Posted: Sun Feb 10, 2013 4:12 pm
by KoutaR

I agree that colder climate is a reason for the inferior growth rate of redwood in the UK. But as I said, I doubt the fog explanation. What would be the mechanism making fog so important? Fog is actually only a type of precipitation. Fog condenses on the leaves and drips down as liquid water. In addition, redwood can absorb a limited amount of water directly through leaves. The fog drip is very important in Californian summer as there is almost no rain, but why would fog be needed if there is plentiful summer rainfall like in western Scotland for example.

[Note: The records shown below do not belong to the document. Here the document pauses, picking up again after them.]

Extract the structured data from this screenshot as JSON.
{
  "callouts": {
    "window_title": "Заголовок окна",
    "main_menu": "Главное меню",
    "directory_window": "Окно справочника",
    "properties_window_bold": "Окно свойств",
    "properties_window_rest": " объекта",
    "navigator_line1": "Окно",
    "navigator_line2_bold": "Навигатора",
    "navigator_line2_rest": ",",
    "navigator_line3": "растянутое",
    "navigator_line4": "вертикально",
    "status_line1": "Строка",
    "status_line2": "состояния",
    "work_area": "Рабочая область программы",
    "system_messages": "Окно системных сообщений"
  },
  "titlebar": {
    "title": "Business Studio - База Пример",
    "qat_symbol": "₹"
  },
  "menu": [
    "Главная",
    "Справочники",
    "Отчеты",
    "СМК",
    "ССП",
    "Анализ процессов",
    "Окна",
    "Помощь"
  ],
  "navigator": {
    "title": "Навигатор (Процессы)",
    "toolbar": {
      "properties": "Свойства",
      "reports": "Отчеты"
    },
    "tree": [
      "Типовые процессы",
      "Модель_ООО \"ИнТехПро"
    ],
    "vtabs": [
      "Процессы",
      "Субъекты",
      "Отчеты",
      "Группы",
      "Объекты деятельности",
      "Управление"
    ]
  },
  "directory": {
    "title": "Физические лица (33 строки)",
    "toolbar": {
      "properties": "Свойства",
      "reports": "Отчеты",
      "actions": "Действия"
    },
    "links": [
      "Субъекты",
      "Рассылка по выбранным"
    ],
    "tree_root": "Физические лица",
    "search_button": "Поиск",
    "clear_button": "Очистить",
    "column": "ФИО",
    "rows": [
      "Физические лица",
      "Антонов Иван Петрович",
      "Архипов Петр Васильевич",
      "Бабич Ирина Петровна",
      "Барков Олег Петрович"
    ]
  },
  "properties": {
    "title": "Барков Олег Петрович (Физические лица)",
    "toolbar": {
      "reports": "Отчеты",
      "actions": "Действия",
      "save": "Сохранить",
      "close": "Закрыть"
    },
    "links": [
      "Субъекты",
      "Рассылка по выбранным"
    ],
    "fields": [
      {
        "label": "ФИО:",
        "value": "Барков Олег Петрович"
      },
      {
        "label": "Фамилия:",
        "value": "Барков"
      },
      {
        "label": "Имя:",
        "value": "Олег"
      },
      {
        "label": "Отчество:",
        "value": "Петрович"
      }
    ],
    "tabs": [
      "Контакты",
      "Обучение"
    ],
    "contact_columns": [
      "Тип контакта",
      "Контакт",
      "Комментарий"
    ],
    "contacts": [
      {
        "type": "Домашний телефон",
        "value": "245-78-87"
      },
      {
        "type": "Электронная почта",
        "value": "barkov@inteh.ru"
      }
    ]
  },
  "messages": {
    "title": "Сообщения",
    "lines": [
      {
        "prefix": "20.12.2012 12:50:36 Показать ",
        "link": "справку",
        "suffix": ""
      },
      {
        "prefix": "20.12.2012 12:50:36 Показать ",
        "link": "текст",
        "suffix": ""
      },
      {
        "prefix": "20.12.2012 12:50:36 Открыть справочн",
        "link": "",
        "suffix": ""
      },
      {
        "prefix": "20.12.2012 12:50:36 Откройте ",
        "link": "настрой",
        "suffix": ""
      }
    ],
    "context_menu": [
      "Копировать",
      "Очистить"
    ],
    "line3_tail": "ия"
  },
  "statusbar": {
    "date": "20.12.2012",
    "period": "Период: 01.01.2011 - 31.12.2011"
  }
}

The claim, that fog is crucially important for redwood in all the climates, can be read from some sources, and it is possible that fog has an influence by reducing the atmospheric water stress, but I think the Rotorua example disproves it. Instead, I feel that it is rather a "romantic" idea: the tallest tree of the world needs the unique fog of its homeland and does not do well without.

But I am not a redwood specialist.